The World Health Organization (WHO) is proud to announce that Malaria related deaths have been significantly reduced in recent years. Medical experts believe that this deadly disease could soon be completely eliminated. In Africa, the mortality rate for individuals with Malaria has gone down by as much as 54 percent. 9 out of every 10 deaths caused by this disease worldwide occur In Africa. However, many nations on this continent believe that mosquitoes have developed resistance to insecticides, and that Malaria carries dire consequences. However, hundreds of millions of Africans don’t even have primitive protection against mosquitoes that might be carrying the disease. I read in my alumni newsletter that Jonathan Veitch recently approved an international humanitarian volunteer mission for the Occidental Student Council on Global Sciences to go and assist WHO efforts.
In 2013, more than 400,000 children in Africa died because of complications resulting from Malaria. The majority of these victims were toddlers who had weak immune systems that could not handle bites from infected mosquitoes. With the recent Ebola outbreak in west Africa, the fight against Malaria might be hindered. There has been a priority in containing Ebola within Africa and preventing the disease from taking more lives in western countries. According to official statistics released by the World Health Organization, Ebola is blamed for taking hundreds of lives throughout Africa in recent years. Although tragic, such numbers are trivial compared to the staggering data on Malaria fatalities. Hopefully, the international medical community can prioritize treatment for diseases that truly pose serious threats for wiping out masses of innocent victims.
has sickened people around the world for generations. The side effects of this disease include: gastroenteritis, flu-like symptoms, jaundice, convulsions, blood in urine, retinal damage, and, at times, death. There has yet to be a cure to malaria, which is caused by mosquito bites. There might finally be a drug compound that could possibly cure malaria. This is good enough news to tea me away from shopping on Qnet
Research doctors at St. Jude Children’s Research Hospital have been working tirelessly to perfect a molecule that will attack red blood cells infected with malaria. Plans are in the works to prepare the (+)-SJ733 compound for clinical trials. Only adult patients with malaria with be included in the first round of testing. Hopeful doctors predict that the (+)-SJ733 compound will slow the spread of malaria through the body.

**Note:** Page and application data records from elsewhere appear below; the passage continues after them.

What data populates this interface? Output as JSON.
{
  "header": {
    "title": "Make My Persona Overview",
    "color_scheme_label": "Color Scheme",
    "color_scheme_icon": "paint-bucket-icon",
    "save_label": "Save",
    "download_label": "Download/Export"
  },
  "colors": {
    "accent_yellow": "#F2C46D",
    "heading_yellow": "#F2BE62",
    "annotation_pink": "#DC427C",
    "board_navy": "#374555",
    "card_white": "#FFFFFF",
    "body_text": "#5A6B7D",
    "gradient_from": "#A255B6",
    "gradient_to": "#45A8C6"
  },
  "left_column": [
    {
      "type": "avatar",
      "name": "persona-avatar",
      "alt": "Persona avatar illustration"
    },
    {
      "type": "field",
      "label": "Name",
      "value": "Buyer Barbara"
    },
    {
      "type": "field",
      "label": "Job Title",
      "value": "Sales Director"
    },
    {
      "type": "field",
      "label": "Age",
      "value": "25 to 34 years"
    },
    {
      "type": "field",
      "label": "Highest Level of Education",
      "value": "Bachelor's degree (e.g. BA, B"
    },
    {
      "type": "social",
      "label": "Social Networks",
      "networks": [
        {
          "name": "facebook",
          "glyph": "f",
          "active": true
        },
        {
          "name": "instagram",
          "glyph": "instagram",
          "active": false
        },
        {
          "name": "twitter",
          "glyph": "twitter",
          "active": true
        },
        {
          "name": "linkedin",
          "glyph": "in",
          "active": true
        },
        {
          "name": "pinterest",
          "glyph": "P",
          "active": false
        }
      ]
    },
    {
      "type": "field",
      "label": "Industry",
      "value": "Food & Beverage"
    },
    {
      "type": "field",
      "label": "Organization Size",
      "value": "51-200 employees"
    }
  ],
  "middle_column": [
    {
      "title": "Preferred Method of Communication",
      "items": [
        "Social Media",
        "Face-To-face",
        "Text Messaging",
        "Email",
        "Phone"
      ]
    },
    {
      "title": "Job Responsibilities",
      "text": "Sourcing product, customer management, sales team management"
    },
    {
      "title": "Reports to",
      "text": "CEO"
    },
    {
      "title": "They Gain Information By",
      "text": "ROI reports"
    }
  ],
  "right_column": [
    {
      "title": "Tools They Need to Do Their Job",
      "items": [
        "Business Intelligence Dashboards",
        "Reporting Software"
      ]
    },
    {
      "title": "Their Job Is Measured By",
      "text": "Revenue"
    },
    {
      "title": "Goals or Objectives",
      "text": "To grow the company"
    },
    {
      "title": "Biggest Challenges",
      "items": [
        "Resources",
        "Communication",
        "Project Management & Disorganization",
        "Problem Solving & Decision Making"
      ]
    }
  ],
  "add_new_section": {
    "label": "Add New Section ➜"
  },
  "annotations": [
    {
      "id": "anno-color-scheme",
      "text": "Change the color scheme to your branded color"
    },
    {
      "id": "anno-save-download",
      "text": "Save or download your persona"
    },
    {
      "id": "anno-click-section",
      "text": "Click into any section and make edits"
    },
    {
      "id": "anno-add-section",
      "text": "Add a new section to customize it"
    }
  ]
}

The end goal is to have a cure that only requires one treatment and is not costly. Africa would benefit the most from a cure to malaria. The most malaria related deaths occur there and the most potential for lives to be saved lie in Africa.
The Middle East, Africa, and parts of Asia have very strict rules where women are concerned. Men feel that a woman must cover her entire body so she does not tempt men. Clothing choices are only a small portion of the struggles that women are facing overseas. Many stipulations are placed on the female gender on where they may go, whether they are allowed to work, and so on.
Women in Kenya are fighting the strains but put on them by men. Females who dare to try something new, like run for a political office are threatened with violence. Ladies in all types of clothing have to fear being raped. These women marched in a rally in hopes of bringing attention to these issues. Many similar cases are often seen in the news where a woman was beaten or raped because of a perceived overstepping of unspoken laws concerning females. The local governments need to step up and assist women in their fight for equality. Big thanks to friend of the site Marc Sparks for sharing this article with me!